Today’s post by Andrew Sullivan on his blog over at the Atlantic discusses the specter of racism within China, and the implications it could have on both the social and economic future of the country. As the ratio of retirees to workers is set to double within the next fifteen years, questions surrounding the economic sustenance will begin to necessitate an influx of emigrants to keep the economy growing.
The issue of the aging populace is also punctuated by the disparity between the sexes that has arisen in the past few decades due to the one-child policy. With many young men unable to find wives and an increasingly old workforce, it’s an inevitability that China will need more workers by 2025. However, the question remains: will Chinese society be capable of accepting such diversity within its own borders?

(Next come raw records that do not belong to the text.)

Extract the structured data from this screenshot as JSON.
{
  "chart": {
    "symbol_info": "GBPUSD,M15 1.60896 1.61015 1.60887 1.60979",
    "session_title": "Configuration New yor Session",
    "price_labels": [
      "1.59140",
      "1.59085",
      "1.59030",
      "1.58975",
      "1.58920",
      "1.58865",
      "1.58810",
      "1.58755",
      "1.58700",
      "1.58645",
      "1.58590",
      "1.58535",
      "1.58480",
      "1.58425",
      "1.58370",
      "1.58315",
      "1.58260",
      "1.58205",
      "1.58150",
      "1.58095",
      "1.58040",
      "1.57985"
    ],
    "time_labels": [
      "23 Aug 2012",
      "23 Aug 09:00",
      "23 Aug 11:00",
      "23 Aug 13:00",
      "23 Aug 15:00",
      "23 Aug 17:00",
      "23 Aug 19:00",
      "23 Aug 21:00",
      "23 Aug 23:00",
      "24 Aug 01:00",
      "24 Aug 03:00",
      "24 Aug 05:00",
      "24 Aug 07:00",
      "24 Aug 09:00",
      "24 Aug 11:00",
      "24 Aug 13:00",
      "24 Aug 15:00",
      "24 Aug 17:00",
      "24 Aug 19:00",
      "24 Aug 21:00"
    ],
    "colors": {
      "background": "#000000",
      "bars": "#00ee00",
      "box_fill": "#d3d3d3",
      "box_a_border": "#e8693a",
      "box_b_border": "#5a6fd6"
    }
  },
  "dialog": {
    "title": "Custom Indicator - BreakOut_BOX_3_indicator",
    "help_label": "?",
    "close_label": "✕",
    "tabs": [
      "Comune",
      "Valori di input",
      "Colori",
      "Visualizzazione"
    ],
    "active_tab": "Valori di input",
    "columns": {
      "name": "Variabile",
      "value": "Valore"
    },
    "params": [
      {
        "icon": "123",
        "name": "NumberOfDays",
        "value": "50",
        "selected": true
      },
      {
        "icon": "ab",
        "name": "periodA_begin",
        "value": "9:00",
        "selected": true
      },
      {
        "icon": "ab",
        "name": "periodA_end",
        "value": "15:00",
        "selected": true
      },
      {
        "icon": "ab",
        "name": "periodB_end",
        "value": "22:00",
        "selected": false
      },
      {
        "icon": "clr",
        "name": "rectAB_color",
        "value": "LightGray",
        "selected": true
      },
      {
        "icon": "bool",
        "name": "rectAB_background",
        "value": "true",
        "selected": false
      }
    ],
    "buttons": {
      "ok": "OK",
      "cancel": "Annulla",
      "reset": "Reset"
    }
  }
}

Of course, we know firsthand the tension that exists between ethnically Han Chinese and ‘outsiders’, but with the massive amounts of non-Han migration within China in tandem with the government’s increasing influence in and outreach to Africa and the third world, could it possibly stay as pronounced? We also have our doubts that tension over civil rights could create the unity in diversity that has fueled the West’s economic development, especially with a political system that requires a harmonious facade.
Photo from Alexia Webster via The Daily Voice